:: DATASET RECORDS ::

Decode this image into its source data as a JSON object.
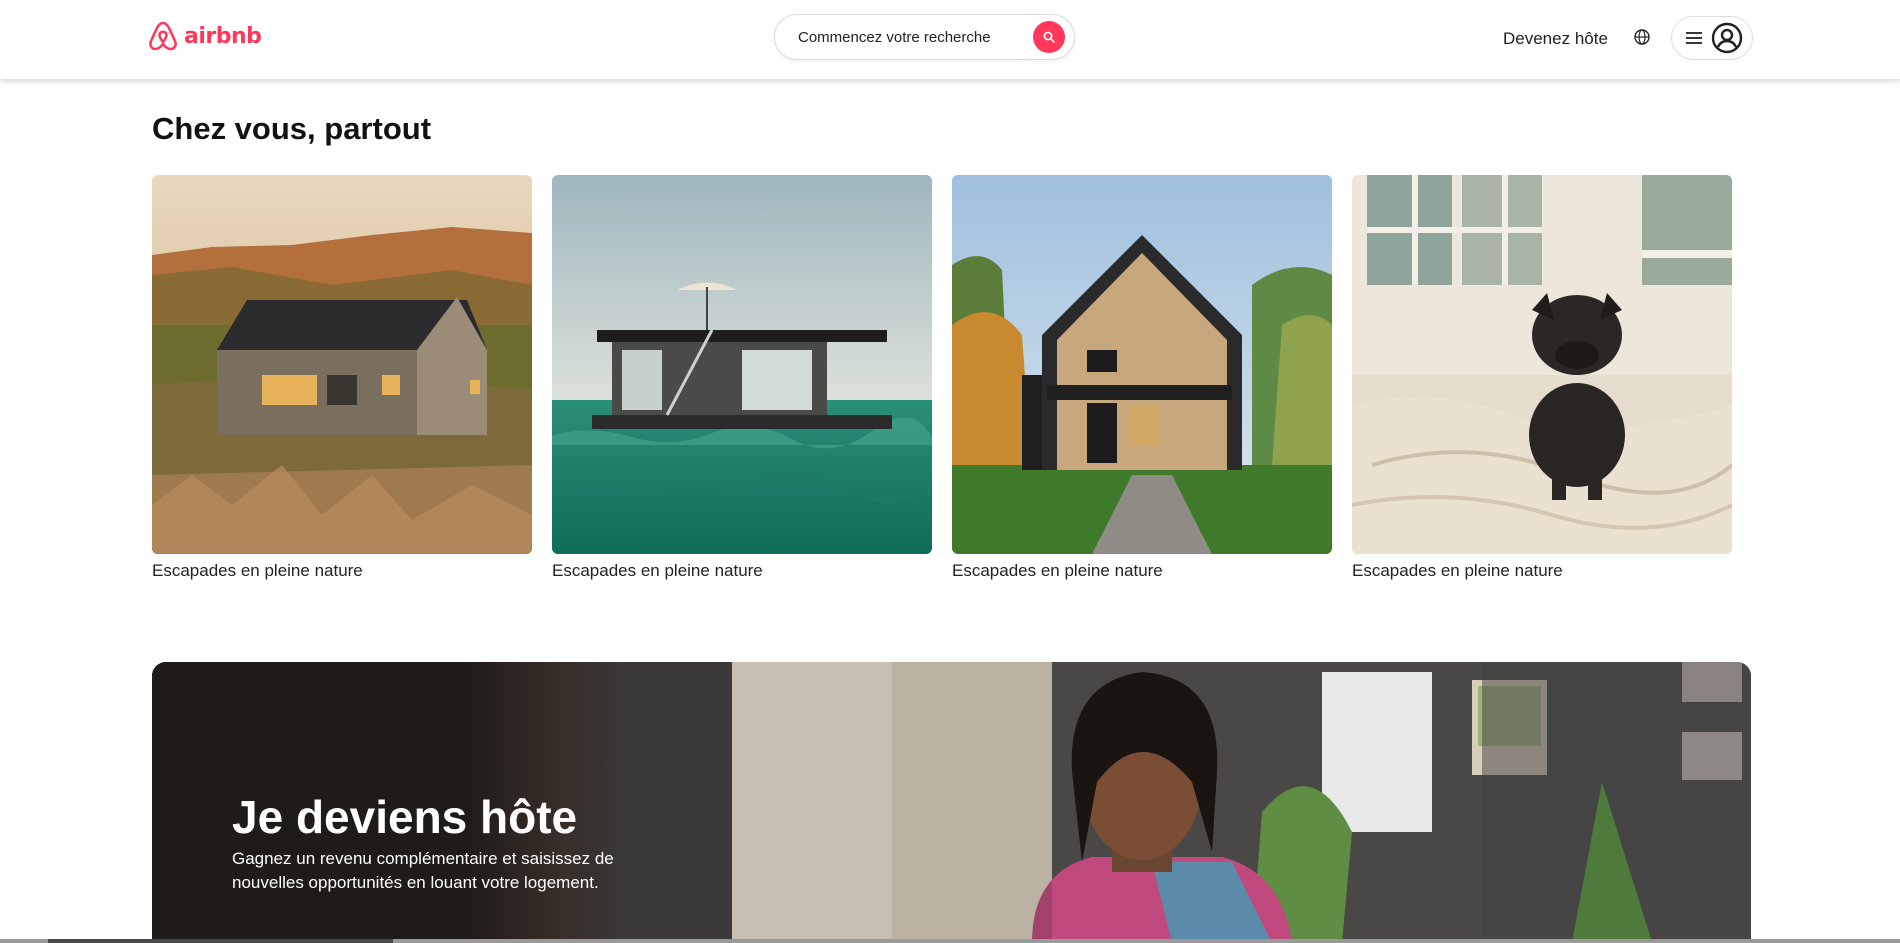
{
  "header": {
    "logo_text": "airbnb",
    "search_placeholder": "Commencez votre recherche",
    "host_link": "Devenez hôte",
    "brand_color": "#FF385C"
  },
  "section": {
    "title": "Chez vous, partout",
    "cards": [
      {
        "label": "Escapades en pleine nature",
        "image": "wooden house in hills"
      },
      {
        "label": "Escapades en pleine nature",
        "image": "houseboat on green sea"
      },
      {
        "label": "Escapades en pleine nature",
        "image": "a-frame wooden cabin"
      },
      {
        "label": "Escapades en pleine nature",
        "image": "black pug on bed"
      }
    ]
  },
  "banner": {
    "title": "Je deviens hôte",
    "description": "Gagnez un revenu complémentaire et saisissez de nouvelles opportunités en louant votre logement."
  }
}
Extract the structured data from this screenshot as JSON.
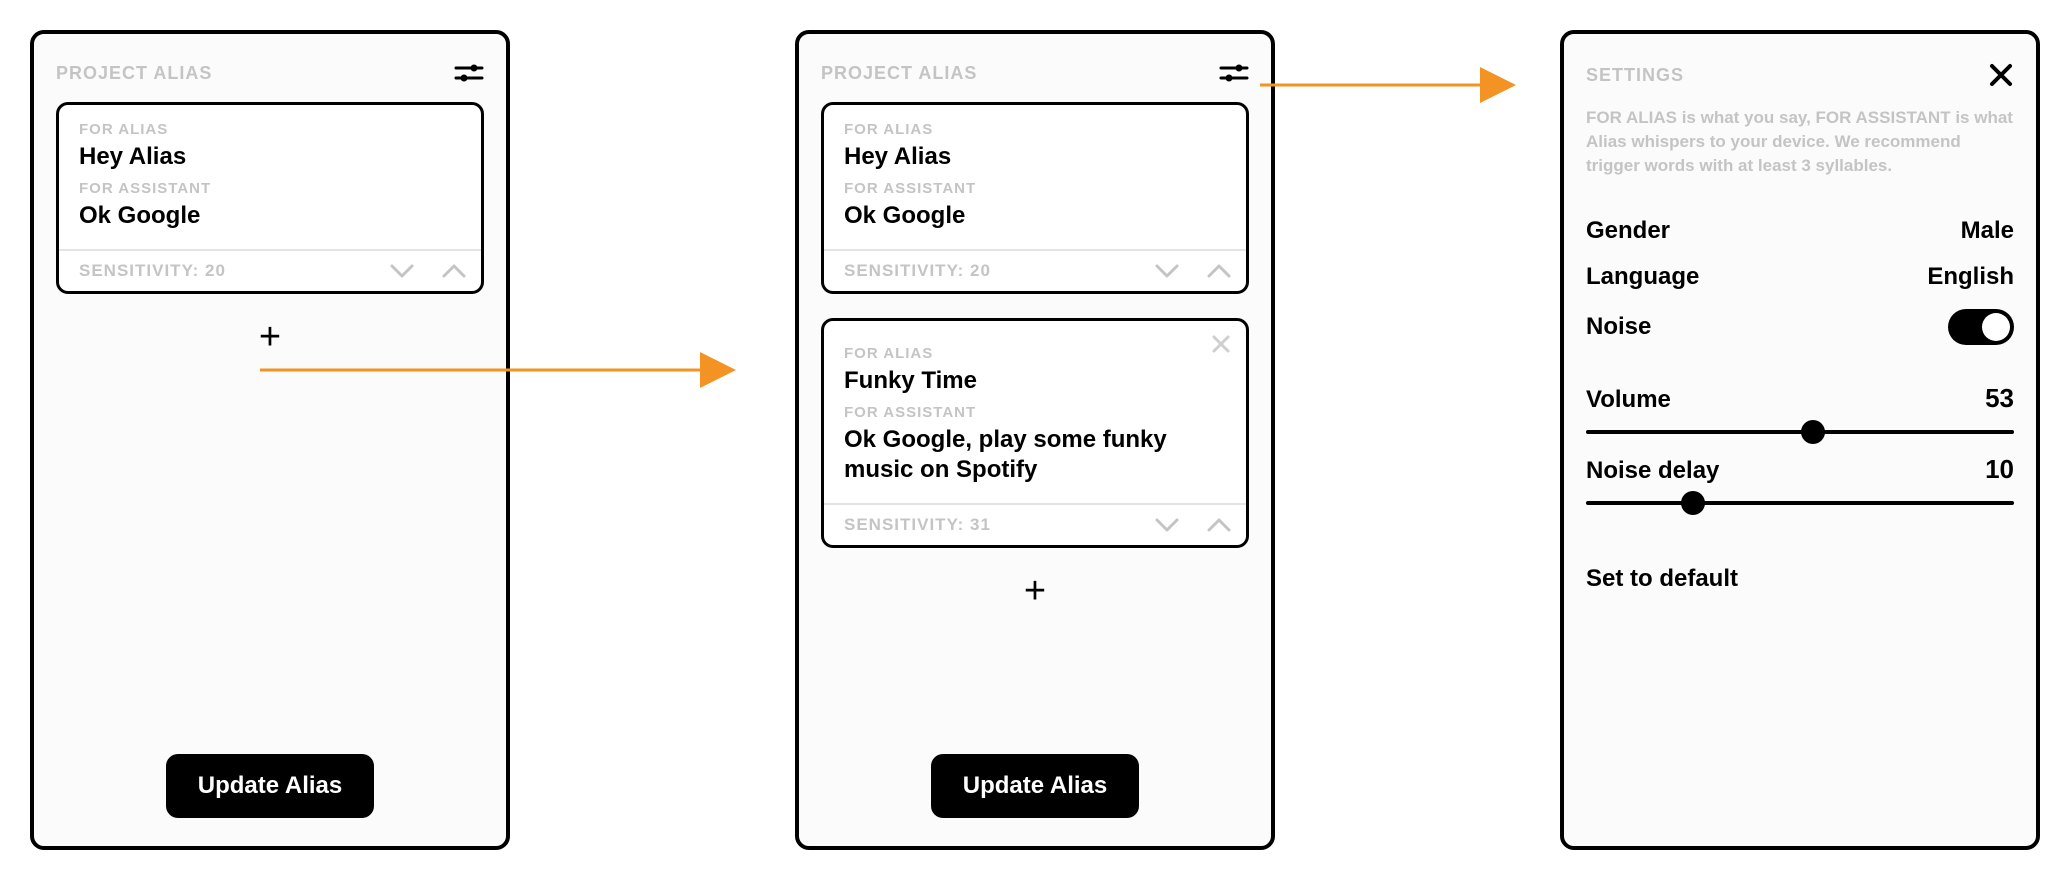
{
  "app_title": "PROJECT ALIAS",
  "sensitivity_prefix": "SENSITIVITY: ",
  "update_button": "Update Alias",
  "panel1": {
    "card": {
      "for_alias_label": "FOR ALIAS",
      "for_alias_value": "Hey Alias",
      "for_assistant_label": "FOR ASSISTANT",
      "for_assistant_value": "Ok Google",
      "sensitivity": "20"
    }
  },
  "panel2": {
    "cards": [
      {
        "for_alias_label": "FOR ALIAS",
        "for_alias_value": "Hey Alias",
        "for_assistant_label": "FOR ASSISTANT",
        "for_assistant_value": "Ok Google",
        "sensitivity": "20"
      },
      {
        "for_alias_label": "FOR ALIAS",
        "for_alias_value": "Funky Time",
        "for_assistant_label": "FOR ASSISTANT",
        "for_assistant_value": "Ok Google, play some funky music on Spotify",
        "sensitivity": "31"
      }
    ]
  },
  "settings": {
    "title": "SETTINGS",
    "help": "FOR ALIAS is what you say, FOR ASSISTANT is what Alias whispers to your device. We recommend trigger words with at least 3 syllables.",
    "gender": {
      "label": "Gender",
      "value": "Male"
    },
    "language": {
      "label": "Language",
      "value": "English"
    },
    "noise": {
      "label": "Noise",
      "on": true
    },
    "volume": {
      "label": "Volume",
      "value": "53",
      "percent": 53
    },
    "noise_delay": {
      "label": "Noise delay",
      "value": "10",
      "percent": 25
    },
    "reset": "Set to default"
  }
}
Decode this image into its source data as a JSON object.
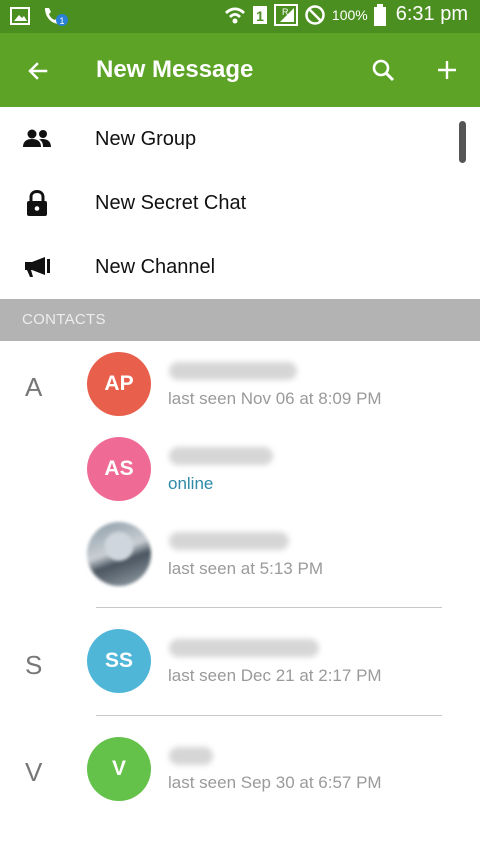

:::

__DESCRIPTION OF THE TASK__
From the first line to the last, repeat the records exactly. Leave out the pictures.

__RESULT OF THIS EXERCISE__
Decode this image into its source data as a JSON object.
{
  "header": {
    "logo_text": "airbnb",
    "search_placeholder": "Commencez votre recherche",
    "host_link": "Devenez hôte",
    "brand_color": "#FF385C"
  },
  "section": {
    "title": "Chez vous, partout",
    "cards": [
      {
        "label": "Escapades en pleine nature",
        "image": "wooden house in hills"
      },
      {
        "label": "Escapades en pleine nature",
        "image": "houseboat on green sea"
      },
      {
        "label": "Escapades en pleine nature",
        "image": "a-frame wooden cabin"
      },
      {
        "label": "Escapades en pleine nature",
        "image": "black pug on bed"
      }
    ]
  },
  "banner": {
    "title": "Je deviens hôte",
    "description": "Gagnez un revenu complémentaire et saisissez de nouvelles opportunités en louant votre logement."
  }
}
Extract the structured data from this screenshot as JSON.
{
  "app_title": "PROJECT ALIAS",
  "sensitivity_prefix": "SENSITIVITY: ",
  "update_button": "Update Alias",
  "panel1": {
    "card": {
      "for_alias_label": "FOR ALIAS",
      "for_alias_value": "Hey Alias",
      "for_assistant_label": "FOR ASSISTANT",
      "for_assistant_value": "Ok Google",
      "sensitivity": "20"
    }
  },
  "panel2": {
    "cards": [
      {
        "for_alias_label": "FOR ALIAS",
        "for_alias_value": "Hey Alias",
        "for_assistant_label": "FOR ASSISTANT",
        "for_assistant_value": "Ok Google",
        "sensitivity": "20"
      },
      {
        "for_alias_label": "FOR ALIAS",
        "for_alias_value": "Funky Time",
        "for_assistant_label": "FOR ASSISTANT",
        "for_assistant_value": "Ok Google, play some funky music on Spotify",
        "sensitivity": "31"
      }
    ]
  },
  "settings": {
    "title": "SETTINGS",
    "help": "FOR ALIAS is what you say, FOR ASSISTANT is what Alias whispers to your device. We recommend trigger words with at least 3 syllables.",
    "gender": {
      "label": "Gender",
      "value": "Male"
    },
    "language": {
      "label": "Language",
      "value": "English"
    },
    "noise": {
      "label": "Noise",
      "on": true
    },
    "volume": {
      "label": "Volume",
      "value": "53",
      "percent": 53
    },
    "noise_delay": {
      "label": "Noise delay",
      "value": "10",
      "percent": 25
    },
    "reset": "Set to default"
  }
}
Decode this image into its source data as a JSON object.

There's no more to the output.